The referendum for Scottish independence initiated by British democracy has shown a great depth of understanding to illustrate that people have the right to determine their future. Sikhs lost that opportunity in 1947 where since in India, our ‘no’ has been paid for with a heavy price and a foreclosure over the future. The Scottish people should vote ‘yes’ to pay due respect to the William Wallace’s in their history. Sikhs who too have a valiant history and many Wallace like personalities should be supporting the ‘yes’ campaign, looking back at our leaders of 1947 who lacked foresight. My wish is for a ‘yes’ vote in the hope that this brave step will embolden the path for other suppressed nations like the Tuareg, Kurds and many more, putting pressure on other democracies to give this choice to their people.
Ranjit Singh ‘Kuki’ Gill

The relationship between Sikhs and Britain should not have an influence on whether one votes for or against Scottish independence. That decision should be based solely on how best to safeguard the social, political and economic interests of Scotland and her people.

Factors such as securing oil reserves in the North Sea would ensure that the revenue and tax goes to Scotland and not Westminster, as it currently does, or the likely decentralisation of services and offices such as the DVLA would inevitably create many jobs which in turn would boost the economy. Scotland could also become a leading global supplier of energy and electricity at a time when the demand for such resources is at an all-time high across Europe.

It appears change is imminent, whether one opts for or against Scottish Independence. The only difference seems to be that a ‘No’ vote would restrict and limit the control of change as Westminster would continue to have the ultimate say. That does not safeguard the best interest of the Scottish people, which should be the real crux of this debate.
Ranveer Singh

City Sikh Network appear to have an almost slavish mindset, preoccupied with wealth accumulation and afflicted with status. These type of arguments were used by the British imperialists before quitting India, and then by successive ruling parties governing from Delhi. Federal de-centralized power is what the world is craving, based on the principles of fairness & enlightenment from Gurbani, where rulers are selected from the people and not the privileged few Etonians. One of the problems of generations of slavery is that the oppressed come to believe their subordinate status.
-Satnam Singh,

Sikhs have lived in the UK arguably since 1855, when the son of the last Sikh ruler of Punjab was bought over as a trophy and a political pawn by the then colonial masters. Since 1855 we have talked about the dispossession of the Sikh Empire and the subsequent attempted anglicisation of Sikh culture and identity in the UK. Today the movement for self determination is very much alive. Now a new generation of activists form the vanguard that will see the Punjab under Sikh rule once again.

The Scottish people like the Sikhs have their own history, language and culture, that existed long before the dominion of the English. As a Sikh I find I have so much in common with the Scottish people who have similarly been deprived of their sovereignty, I hope that they once again become masters of their own destiny, for better or for worse, as is their right.

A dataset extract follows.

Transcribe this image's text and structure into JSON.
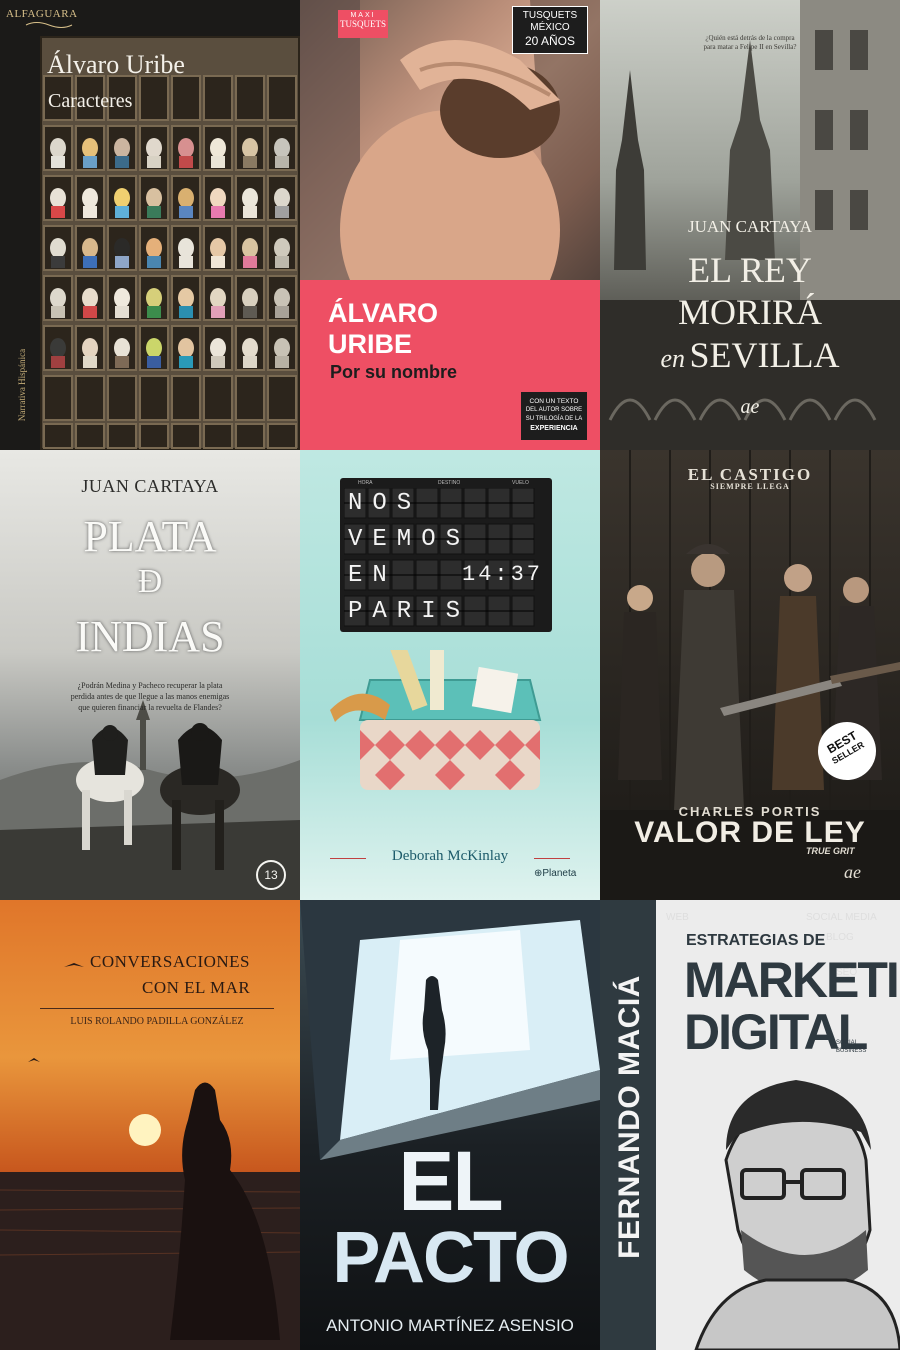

I also long to see an end to modern day colonialism manifested by imperialistic capitalism that has seen millions killed and made refugees, in wars of resource exploitation.
I hope the free people of the world never forget the barbarity and moral depravation through which this façade of progress was erected. Our dearly held modernity is but a brief calm after generations of genocide.

-Shamsher Singh, activist